Tuesday, July 31, 2012

Should I Wear Running Shoes?

Wait, I thought running shoes were bad for me

Over the past few years you may have heard many proponents of barefoot running arguing that today's running shoes are 'overkill' and compromise our natural running mechanics.  A new study now shows us that under certain circumstances, running shoes may actually decrease the energy cost when compared to going barefoot.

In a recent study conducted at the University of Colorado at Boulder researchers wanted to find if wearing running shoes required more energy than going barefoot. The researchers recruited 12 well-trained barefoot runners. Choosing well-trained barefoot runners was important since novice barefoot runners have a much different running pattern when compared to the veteran.

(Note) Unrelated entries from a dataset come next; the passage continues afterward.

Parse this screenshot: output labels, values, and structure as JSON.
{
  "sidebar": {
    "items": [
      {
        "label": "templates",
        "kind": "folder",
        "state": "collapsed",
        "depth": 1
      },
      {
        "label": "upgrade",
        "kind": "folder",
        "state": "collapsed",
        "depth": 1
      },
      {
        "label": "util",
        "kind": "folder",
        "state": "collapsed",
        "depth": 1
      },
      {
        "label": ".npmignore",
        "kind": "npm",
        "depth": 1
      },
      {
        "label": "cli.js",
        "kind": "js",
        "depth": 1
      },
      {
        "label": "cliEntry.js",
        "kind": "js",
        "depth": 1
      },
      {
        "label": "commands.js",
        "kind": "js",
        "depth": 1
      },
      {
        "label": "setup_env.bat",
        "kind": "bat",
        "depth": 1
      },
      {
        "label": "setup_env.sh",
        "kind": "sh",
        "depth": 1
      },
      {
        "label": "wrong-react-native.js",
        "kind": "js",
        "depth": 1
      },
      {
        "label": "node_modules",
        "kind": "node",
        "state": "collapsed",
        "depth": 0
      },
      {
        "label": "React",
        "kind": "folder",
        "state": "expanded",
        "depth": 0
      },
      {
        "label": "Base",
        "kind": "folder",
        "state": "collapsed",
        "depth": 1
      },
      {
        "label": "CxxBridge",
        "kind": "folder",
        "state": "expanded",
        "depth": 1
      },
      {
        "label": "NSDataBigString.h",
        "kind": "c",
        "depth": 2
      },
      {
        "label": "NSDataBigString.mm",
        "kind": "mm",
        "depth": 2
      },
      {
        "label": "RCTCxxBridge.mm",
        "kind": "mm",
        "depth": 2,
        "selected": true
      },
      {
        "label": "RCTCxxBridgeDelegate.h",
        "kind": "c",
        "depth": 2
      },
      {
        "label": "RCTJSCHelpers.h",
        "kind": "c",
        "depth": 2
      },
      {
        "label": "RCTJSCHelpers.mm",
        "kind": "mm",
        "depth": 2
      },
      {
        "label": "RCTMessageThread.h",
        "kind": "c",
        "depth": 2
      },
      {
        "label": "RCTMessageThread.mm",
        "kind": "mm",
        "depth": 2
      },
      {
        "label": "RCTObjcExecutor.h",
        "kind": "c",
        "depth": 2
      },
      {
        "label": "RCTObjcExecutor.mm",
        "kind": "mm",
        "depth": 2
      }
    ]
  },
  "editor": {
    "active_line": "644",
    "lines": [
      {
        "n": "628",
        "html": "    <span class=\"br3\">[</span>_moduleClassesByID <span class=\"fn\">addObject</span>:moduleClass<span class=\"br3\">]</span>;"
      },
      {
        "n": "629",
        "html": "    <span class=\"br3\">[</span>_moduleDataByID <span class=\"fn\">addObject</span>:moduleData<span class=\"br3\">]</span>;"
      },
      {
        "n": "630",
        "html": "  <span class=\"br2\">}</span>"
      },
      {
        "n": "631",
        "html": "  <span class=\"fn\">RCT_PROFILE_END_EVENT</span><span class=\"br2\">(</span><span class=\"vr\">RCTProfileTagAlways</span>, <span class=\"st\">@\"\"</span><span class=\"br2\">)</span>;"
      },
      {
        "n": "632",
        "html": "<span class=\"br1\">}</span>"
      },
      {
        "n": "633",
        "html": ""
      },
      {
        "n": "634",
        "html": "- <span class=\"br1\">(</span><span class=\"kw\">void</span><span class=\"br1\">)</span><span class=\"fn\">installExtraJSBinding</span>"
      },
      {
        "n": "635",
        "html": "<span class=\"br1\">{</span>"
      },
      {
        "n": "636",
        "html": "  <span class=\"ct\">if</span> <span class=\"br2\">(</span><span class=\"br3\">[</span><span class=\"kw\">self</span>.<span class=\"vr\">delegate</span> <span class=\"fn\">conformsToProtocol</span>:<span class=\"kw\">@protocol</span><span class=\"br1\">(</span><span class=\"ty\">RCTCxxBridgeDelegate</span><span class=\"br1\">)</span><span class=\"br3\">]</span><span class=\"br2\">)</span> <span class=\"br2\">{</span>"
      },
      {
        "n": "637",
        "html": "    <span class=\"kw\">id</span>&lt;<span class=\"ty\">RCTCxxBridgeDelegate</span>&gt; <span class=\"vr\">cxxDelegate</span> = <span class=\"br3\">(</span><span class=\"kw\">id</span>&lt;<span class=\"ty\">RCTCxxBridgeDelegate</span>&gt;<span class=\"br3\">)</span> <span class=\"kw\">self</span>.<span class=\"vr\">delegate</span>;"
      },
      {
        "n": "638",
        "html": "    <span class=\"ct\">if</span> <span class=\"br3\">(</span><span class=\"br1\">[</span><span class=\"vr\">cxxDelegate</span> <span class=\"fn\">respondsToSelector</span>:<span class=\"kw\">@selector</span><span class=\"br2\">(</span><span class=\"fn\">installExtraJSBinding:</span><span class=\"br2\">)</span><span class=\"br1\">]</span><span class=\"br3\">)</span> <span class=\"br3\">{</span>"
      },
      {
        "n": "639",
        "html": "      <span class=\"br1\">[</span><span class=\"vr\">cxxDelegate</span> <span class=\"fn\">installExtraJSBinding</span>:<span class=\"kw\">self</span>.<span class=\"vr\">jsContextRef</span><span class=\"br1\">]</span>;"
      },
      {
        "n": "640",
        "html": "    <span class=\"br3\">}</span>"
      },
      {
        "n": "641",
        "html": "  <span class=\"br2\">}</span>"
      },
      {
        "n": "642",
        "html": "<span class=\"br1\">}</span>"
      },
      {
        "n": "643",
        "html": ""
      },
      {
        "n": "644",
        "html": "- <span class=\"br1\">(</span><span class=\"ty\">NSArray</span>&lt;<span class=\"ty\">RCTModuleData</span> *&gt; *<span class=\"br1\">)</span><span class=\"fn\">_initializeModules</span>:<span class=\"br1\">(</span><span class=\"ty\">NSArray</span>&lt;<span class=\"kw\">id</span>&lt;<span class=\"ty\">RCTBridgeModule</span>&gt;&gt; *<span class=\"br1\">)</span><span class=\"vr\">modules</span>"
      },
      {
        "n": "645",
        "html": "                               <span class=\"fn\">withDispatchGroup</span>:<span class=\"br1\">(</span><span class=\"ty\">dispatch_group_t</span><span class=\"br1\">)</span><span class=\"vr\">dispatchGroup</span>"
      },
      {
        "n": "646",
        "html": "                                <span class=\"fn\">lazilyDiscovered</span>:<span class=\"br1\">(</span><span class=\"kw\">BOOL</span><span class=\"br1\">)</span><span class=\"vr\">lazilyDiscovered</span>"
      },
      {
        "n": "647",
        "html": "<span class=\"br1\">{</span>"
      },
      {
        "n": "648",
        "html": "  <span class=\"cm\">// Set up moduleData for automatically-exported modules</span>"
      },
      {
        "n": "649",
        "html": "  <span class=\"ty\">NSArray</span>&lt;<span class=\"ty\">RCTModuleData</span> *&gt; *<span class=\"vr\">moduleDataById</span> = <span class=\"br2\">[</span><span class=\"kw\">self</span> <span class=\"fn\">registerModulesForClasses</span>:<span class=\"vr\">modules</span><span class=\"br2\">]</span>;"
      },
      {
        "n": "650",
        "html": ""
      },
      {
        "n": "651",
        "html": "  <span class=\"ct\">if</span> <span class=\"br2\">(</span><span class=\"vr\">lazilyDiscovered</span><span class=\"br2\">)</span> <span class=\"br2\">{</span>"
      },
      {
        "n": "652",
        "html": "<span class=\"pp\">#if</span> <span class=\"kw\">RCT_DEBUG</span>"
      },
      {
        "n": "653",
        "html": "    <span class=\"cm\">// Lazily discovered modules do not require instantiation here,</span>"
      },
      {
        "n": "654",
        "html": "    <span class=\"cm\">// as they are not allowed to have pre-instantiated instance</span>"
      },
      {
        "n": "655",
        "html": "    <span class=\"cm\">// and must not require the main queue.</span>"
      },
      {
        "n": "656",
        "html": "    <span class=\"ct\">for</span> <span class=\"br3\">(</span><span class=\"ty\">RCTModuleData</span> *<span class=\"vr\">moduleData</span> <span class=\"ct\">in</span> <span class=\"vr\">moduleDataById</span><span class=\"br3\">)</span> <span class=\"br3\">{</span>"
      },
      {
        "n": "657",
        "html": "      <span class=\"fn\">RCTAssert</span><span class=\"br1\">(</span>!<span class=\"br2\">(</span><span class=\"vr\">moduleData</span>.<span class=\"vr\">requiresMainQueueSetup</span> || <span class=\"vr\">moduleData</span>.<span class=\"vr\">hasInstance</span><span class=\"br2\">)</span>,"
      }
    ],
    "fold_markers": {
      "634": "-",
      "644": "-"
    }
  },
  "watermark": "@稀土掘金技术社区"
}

Many believe that running with shoes increases energy demands during running since they add weight to your feet and you have to push that weight through space every step.

Researchers in this study had runners wear a relatively lightweight (~100 grams)cushioned shoe versus not wearing shoes at all. The participants in the study ran multiple times on treadmills while either wearing the shoes or running barefoot.  The runners also were tested with 100 gram weights to the top of the runners bare foot.  By adding equal amounts of weight to the barefoot runner's foot, effectively taking weight of the shoe out of the equation, they could learn if barefoot running really was physiologically more efficient than wearing shoes.

The researchers found that during barefoot running, runners used almost 4% more energy during every step when compared to those who were in shoes.

It is important to note that the study looked at only metabolic efficiency of wearing shoes when compared to running barefoot. The study did not take into account the common claims that barefoot running lowers injury risk.  Researchers did agree that wearing heavy shoes increases the metabolic cost of running and so those trying to decrease the metabolic cost of running should look for more lightweight models of shoes.  The research still supports the use of running shoes to improve running efficiency.

Ref: http://well.blogs.nytimes.com/2012/03/21/making-the-case-for-running-shoes/?src=tp

No comments:

Post a Comment